### What to work on
From the entries below, copy every line where the string "true" appears.

Dataset entries: Begin

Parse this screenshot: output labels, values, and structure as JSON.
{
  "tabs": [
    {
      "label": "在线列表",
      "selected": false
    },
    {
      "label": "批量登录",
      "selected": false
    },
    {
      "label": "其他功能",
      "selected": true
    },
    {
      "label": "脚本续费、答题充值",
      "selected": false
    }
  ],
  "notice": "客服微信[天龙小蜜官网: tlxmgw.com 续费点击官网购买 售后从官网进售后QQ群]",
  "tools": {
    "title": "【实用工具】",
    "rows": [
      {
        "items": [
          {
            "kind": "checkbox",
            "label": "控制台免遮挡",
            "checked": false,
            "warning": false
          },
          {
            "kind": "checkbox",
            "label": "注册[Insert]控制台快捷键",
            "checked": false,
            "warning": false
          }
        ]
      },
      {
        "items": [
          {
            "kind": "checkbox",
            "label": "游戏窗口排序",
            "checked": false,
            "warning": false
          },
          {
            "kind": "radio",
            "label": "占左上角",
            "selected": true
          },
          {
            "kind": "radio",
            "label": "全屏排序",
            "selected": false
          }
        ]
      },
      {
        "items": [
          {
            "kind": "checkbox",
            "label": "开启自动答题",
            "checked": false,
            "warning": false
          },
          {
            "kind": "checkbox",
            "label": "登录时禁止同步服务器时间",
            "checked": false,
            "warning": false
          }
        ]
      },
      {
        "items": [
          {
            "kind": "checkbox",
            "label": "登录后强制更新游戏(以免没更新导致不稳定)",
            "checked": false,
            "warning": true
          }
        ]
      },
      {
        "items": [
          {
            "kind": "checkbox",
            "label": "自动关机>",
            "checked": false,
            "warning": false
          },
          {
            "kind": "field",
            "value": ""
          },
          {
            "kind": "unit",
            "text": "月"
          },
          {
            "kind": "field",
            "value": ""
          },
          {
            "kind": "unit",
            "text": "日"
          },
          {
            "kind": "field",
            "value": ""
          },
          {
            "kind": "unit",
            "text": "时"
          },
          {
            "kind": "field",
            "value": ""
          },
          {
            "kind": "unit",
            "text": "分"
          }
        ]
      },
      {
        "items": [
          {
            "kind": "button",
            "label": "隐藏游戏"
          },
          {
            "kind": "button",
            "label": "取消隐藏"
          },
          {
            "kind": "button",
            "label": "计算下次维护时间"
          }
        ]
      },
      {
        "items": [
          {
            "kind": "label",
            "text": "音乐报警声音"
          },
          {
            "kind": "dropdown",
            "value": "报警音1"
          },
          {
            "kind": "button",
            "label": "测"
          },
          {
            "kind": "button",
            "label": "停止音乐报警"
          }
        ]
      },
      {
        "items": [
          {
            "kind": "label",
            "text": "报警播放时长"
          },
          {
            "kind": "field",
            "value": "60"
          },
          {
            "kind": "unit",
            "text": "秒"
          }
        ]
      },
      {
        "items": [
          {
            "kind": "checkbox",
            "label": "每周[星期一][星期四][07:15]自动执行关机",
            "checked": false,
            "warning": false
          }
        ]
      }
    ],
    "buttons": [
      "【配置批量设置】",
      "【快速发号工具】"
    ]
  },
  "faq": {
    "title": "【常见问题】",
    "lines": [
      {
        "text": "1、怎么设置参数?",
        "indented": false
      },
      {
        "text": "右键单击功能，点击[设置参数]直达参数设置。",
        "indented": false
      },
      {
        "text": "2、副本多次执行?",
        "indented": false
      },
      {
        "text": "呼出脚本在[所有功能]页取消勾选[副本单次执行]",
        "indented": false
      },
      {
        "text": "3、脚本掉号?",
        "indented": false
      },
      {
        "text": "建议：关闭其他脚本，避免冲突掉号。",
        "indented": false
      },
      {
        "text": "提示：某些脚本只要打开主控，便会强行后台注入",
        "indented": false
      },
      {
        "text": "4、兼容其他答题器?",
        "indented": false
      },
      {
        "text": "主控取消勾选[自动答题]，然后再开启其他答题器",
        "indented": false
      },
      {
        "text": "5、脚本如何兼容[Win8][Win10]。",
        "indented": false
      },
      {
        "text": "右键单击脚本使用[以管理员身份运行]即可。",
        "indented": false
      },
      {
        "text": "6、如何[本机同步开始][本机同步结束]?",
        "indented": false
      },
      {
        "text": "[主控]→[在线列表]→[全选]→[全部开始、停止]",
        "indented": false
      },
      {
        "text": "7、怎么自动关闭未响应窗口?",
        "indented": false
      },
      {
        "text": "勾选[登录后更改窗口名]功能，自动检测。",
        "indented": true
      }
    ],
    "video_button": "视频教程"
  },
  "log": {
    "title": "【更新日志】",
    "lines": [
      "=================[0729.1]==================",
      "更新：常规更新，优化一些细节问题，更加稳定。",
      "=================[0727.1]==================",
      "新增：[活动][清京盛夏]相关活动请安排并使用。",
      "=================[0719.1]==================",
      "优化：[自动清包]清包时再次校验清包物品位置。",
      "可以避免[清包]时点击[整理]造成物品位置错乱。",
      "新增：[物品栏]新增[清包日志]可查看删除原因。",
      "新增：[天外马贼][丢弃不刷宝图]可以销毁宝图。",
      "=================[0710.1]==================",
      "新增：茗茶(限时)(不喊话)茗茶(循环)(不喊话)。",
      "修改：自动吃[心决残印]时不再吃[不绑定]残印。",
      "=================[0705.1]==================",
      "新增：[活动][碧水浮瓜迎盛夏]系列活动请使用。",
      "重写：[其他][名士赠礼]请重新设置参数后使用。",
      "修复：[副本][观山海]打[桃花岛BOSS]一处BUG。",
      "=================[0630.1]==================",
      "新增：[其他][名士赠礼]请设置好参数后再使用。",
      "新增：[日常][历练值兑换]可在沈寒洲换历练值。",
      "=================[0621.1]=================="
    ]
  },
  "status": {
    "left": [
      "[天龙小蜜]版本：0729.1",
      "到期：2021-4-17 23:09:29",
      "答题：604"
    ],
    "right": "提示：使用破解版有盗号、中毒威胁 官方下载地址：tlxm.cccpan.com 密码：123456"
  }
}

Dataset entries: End

### Exercise output
      "selected": true
            "selected": true
            "warning": true
        "indented": true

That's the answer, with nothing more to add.